DIRECTIONS FOR THIS TASK:
Pull every line with "winner" from the material.
::: SUPPLIED DATA
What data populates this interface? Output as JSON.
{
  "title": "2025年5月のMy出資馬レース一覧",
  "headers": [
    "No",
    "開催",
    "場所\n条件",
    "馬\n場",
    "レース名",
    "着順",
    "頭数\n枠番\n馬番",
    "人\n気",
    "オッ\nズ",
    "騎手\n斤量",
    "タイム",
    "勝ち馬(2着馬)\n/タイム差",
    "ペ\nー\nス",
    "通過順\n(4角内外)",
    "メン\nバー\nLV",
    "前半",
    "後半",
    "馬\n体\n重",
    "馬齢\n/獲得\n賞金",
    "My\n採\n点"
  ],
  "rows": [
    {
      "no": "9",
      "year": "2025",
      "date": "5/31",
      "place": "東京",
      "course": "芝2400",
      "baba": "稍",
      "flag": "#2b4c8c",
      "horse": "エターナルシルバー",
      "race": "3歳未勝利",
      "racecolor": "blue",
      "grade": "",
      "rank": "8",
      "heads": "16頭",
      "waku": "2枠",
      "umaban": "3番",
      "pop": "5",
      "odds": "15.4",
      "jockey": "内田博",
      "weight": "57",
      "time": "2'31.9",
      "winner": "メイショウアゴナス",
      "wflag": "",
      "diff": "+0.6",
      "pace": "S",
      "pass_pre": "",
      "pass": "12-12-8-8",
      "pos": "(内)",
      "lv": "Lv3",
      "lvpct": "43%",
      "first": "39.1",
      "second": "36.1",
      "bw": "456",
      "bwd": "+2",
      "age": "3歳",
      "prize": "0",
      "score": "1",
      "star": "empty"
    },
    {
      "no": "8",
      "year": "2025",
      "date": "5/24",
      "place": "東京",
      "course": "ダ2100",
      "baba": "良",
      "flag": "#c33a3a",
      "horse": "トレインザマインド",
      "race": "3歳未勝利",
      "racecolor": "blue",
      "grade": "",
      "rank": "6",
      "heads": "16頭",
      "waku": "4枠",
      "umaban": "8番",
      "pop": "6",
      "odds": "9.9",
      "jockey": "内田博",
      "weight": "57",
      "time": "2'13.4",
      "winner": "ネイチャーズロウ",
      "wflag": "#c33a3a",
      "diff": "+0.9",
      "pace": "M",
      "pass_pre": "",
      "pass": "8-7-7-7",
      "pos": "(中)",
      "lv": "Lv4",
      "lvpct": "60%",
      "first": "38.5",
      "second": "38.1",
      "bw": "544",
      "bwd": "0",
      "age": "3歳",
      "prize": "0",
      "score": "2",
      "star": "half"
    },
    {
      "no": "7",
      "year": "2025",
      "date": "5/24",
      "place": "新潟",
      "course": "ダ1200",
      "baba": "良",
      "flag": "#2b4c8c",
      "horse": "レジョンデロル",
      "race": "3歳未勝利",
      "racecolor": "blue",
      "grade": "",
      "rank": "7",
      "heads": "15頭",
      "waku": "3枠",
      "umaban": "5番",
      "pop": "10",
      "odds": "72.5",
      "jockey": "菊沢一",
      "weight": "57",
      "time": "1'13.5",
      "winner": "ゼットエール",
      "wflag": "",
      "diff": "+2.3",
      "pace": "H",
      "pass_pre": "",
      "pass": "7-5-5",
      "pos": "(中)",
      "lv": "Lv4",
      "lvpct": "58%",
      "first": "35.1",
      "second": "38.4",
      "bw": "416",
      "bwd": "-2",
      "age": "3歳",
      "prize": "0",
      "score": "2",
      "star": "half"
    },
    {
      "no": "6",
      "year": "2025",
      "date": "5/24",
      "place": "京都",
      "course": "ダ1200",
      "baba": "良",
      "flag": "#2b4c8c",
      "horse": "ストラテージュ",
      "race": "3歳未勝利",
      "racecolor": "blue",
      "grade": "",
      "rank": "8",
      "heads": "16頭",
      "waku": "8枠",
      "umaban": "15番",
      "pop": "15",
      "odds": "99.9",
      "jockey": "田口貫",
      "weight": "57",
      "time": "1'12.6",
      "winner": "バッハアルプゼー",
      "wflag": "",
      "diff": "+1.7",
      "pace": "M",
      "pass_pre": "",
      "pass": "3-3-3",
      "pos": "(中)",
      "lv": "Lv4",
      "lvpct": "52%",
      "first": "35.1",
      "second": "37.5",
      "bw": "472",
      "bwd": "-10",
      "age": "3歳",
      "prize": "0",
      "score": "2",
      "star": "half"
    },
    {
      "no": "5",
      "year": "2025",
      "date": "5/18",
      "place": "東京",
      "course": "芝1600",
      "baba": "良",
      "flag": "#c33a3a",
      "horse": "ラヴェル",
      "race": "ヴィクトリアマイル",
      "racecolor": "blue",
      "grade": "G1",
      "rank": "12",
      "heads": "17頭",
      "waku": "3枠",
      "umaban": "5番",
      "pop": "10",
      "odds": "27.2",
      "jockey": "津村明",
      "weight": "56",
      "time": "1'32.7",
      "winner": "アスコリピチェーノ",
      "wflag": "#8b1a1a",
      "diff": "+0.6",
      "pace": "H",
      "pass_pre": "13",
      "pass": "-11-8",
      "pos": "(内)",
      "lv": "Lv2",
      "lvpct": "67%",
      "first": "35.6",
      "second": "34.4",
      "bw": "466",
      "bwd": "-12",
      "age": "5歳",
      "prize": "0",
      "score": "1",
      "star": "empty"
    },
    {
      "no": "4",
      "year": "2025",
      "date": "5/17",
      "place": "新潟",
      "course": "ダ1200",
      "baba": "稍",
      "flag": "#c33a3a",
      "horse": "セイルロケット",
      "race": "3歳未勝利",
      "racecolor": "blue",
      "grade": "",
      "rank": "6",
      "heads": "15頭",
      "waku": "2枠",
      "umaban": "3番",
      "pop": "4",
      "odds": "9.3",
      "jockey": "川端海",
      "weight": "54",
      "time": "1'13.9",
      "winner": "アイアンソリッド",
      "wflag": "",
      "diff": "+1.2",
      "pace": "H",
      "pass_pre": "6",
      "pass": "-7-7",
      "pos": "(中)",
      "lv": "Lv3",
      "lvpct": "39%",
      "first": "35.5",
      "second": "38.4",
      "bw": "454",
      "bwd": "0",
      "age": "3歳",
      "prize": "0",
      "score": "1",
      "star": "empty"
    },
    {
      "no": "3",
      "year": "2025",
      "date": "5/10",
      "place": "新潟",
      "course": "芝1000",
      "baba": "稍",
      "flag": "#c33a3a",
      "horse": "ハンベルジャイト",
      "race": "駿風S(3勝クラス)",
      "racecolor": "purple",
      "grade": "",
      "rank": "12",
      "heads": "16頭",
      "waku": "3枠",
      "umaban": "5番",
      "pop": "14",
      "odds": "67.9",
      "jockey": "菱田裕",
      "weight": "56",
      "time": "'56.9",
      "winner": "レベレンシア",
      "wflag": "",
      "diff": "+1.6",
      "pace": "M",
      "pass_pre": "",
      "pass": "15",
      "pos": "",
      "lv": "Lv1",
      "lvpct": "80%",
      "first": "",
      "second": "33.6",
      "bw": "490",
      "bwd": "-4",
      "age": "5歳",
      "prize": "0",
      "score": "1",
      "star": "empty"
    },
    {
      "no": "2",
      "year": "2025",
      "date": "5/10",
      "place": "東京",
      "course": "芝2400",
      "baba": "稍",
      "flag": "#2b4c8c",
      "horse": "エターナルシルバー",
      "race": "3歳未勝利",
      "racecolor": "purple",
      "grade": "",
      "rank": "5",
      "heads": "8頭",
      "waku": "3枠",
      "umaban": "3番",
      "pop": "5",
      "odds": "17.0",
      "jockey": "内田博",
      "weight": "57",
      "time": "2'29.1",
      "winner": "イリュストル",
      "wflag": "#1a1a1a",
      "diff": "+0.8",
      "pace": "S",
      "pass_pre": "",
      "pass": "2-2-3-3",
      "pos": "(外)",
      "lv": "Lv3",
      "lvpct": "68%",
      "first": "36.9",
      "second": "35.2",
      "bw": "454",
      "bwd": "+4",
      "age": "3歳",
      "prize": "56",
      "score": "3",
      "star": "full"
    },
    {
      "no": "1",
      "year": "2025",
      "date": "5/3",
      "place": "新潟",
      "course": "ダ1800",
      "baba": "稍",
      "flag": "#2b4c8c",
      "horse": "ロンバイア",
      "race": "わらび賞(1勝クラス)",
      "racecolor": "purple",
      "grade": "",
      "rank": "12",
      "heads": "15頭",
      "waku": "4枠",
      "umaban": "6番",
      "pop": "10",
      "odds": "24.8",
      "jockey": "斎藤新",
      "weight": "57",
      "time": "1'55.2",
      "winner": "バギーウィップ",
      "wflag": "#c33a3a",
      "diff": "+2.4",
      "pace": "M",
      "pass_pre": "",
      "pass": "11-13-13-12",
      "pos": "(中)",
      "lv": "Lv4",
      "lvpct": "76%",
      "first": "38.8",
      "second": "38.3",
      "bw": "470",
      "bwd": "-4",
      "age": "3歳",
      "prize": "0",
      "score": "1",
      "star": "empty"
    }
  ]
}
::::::
TASK RESPONSE:
      "winner": "メイショウアゴナス",
      "winner": "ネイチャーズロウ",
      "winner": "ゼットエール",
      "winner": "バッハアルプゼー",
      "winner": "アスコリピチェーノ",
      "winner": "アイアンソリッド",
      "winner": "レベレンシア",
      "winner": "イリュストル",
      "winner": "バギーウィップ",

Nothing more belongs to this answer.